 My Math Forum Origin Of Trigonometry Functions Not In Right Triangles
 User Name Remember Me? Password

 Trigonometry Trigonometry Math Forum

 June 28th, 2016, 03:50 PM #1 Senior Member   Joined: Oct 2013 From: New York, USA Posts: 637 Thanks: 85 Origin Of Trigonometry Functions Not In Right Triangles In basic trigonometry, you learn: sine = opposite/hypotenuse cosine = adjacent/hypotenuse tangent = opposite/adjacent In an equilateral triangle, the ratio of any two sides is 1. 1^2 = 1. Obviously the sine and cosine of a 60 degree angle cannot be 1 each because it violates sine^2 + cosine^2 = 1. So how are trigonometry functions of angles not in right triangles determined? June 28th, 2016, 04:03 PM #2 Math Team   Joined: Dec 2013 From: Colombia Posts: 7,616 Thanks: 2605 Math Focus: Mainly analysis and algebra Drop an altitude from one of the points (perpendicular to the opposite side of the triangle). You then have two right-angled triangles for which to calculate the trigonometric functions. Thanks from EvanJ June 28th, 2016, 06:03 PM   #3
Senior Member

Joined: May 2016
From: USA
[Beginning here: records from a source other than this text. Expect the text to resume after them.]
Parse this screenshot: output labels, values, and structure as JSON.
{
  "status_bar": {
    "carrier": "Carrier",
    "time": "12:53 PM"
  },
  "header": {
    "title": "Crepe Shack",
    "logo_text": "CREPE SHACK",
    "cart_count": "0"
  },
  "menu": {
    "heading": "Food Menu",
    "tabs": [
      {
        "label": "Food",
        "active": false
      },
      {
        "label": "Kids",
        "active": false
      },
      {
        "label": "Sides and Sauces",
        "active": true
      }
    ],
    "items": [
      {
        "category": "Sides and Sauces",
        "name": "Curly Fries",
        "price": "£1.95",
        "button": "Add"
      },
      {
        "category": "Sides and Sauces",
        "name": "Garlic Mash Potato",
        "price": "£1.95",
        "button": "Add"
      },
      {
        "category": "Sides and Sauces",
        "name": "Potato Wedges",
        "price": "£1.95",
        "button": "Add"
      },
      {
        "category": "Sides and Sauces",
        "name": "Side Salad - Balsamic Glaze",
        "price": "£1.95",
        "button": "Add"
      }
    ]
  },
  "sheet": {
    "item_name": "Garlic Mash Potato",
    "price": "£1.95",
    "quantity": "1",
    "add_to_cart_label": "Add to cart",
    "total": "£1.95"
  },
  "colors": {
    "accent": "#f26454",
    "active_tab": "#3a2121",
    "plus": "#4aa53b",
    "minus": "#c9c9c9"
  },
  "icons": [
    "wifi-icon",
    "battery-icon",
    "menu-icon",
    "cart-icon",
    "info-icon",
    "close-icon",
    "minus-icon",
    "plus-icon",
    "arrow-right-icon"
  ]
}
Posts: 1,310
Thanks: 550

Quote:
 Originally Posted by EvanJ In basic trigonometry, you learn: sine = opposite/hypotenuse cosine = adjacent/hypotenuse tangent = opposite/adjacent In an equilateral triangle, the ratio of any two sides is 1. 1^2 = 1. Obviously the sine and cosine of a 60 degree angle cannot be 1 each because it violates sine^2 + cosine^2 = 1. So how are trigonometry functions of angles not in right triangles determined?
The definition of sine and cosine in terms of hypotenuse obviously implies that the definitions are made with reference to a RIGHT triangle. An equilateral triangle is NOT a right triangle so I can see why you asked your question.

A trigon has three sides, just as a pentagon has five sides, a hexagon six sides, a heptagon seven sides, and an octagon eight sides. In other words, trigon is just a synonym of triangle. And "metry" has the meaning of measurement. So the name implies measurement of triangles generally. And trigonometry is useful for measuring all sorts of figures that are not triangles at all. So what's the explanation for going from right triangles to many other kinds of figures.

Well Archie gave you the answer. Any closed rectilinear figure of n > 3 sides can be decomposed into (n - 2) triangles, and every triangle can be decomposed into the sum of two right triangles.

The classical definition of sine and cosine is made in terms of right triangles, but the decomposition rules mean that the use of sines and cosines can be expanded far beyond right triangles.

Last edited by JeffM1; June 28th, 2016 at 06:06 PM. Tags functions, origin, triangles, trigonometry Thread Tools Show Printable Version Email this Page Display Modes Linear Mode Switch to Hybrid Mode Switch to Threaded Mode Similar Threads Thread Thread Starter Forum Replies Last Post mann001 Trigonometry 2 November 20th, 2015 12:02 AM vincent Calculus 7 October 17th, 2014 09:42 AM danield3 Algebra 2 April 28th, 2010 06:18 PM CHRISTOPHERHENRY Linear Algebra 3 March 30th, 2009 07:18 AM paulgarrard501 Number Theory 0 December 31st, 1969 04:00 PM

 Contact - Home - Forums - Cryptocurrency Forum - Top